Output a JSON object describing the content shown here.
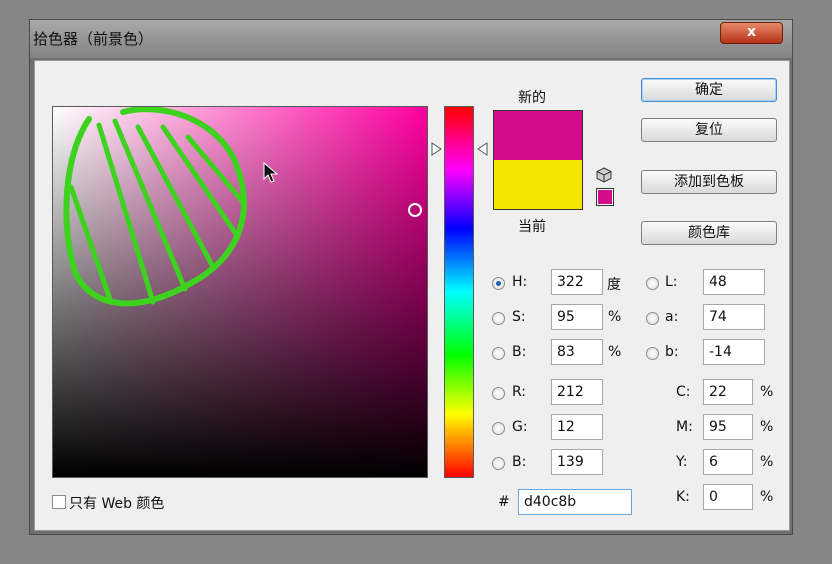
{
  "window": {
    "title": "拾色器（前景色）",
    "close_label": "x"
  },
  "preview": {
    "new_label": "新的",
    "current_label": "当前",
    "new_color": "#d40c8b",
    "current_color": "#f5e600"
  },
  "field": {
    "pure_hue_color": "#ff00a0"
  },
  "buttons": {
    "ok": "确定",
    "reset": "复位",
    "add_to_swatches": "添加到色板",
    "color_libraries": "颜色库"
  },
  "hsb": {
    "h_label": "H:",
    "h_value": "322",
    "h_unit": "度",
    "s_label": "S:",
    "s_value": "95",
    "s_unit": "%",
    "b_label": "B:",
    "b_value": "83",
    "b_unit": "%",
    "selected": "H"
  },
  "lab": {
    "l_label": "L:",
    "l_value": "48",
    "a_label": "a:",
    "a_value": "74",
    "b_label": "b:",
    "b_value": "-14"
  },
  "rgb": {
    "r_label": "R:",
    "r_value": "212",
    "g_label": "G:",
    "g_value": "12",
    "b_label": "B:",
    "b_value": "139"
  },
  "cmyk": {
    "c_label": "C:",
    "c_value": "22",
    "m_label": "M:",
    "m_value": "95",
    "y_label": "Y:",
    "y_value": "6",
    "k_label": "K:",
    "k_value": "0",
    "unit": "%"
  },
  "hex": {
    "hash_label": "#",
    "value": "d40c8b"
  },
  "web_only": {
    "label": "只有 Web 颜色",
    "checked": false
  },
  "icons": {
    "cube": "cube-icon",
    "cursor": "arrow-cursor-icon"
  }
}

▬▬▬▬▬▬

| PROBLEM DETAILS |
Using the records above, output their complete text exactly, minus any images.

| OUTPUT FOR THIS EXERCISE |
Output a JSON object describing the content shown here.
{
  "window": {
    "title": "拾色器（前景色）",
    "close_label": "x"
  },
  "preview": {
    "new_label": "新的",
    "current_label": "当前",
    "new_color": "#d40c8b",
    "current_color": "#f5e600"
  },
  "field": {
    "pure_hue_color": "#ff00a0"
  },
  "buttons": {
    "ok": "确定",
    "reset": "复位",
    "add_to_swatches": "添加到色板",
    "color_libraries": "颜色库"
  },
  "hsb": {
    "h_label": "H:",
    "h_value": "322",
    "h_unit": "度",
    "s_label": "S:",
    "s_value": "95",
    "s_unit": "%",
    "b_label": "B:",
    "b_value": "83",
    "b_unit": "%",
    "selected": "H"
  },
  "lab": {
    "l_label": "L:",
    "l_value": "48",
    "a_label": "a:",
    "a_value": "74",
    "b_label": "b:",
    "b_value": "-14"
  },
  "rgb": {
    "r_label": "R:",
    "r_value": "212",
    "g_label": "G:",
    "g_value": "12",
    "b_label": "B:",
    "b_value": "139"
  },
  "cmyk": {
    "c_label": "C:",
    "c_value": "22",
    "m_label": "M:",
    "m_value": "95",
    "y_label": "Y:",
    "y_value": "6",
    "k_label": "K:",
    "k_value": "0",
    "unit": "%"
  },
  "hex": {
    "hash_label": "#",
    "value": "d40c8b"
  },
  "web_only": {
    "label": "只有 Web 颜色",
    "checked": false
  },
  "icons": {
    "cube": "cube-icon",
    "cursor": "arrow-cursor-icon"
  }
}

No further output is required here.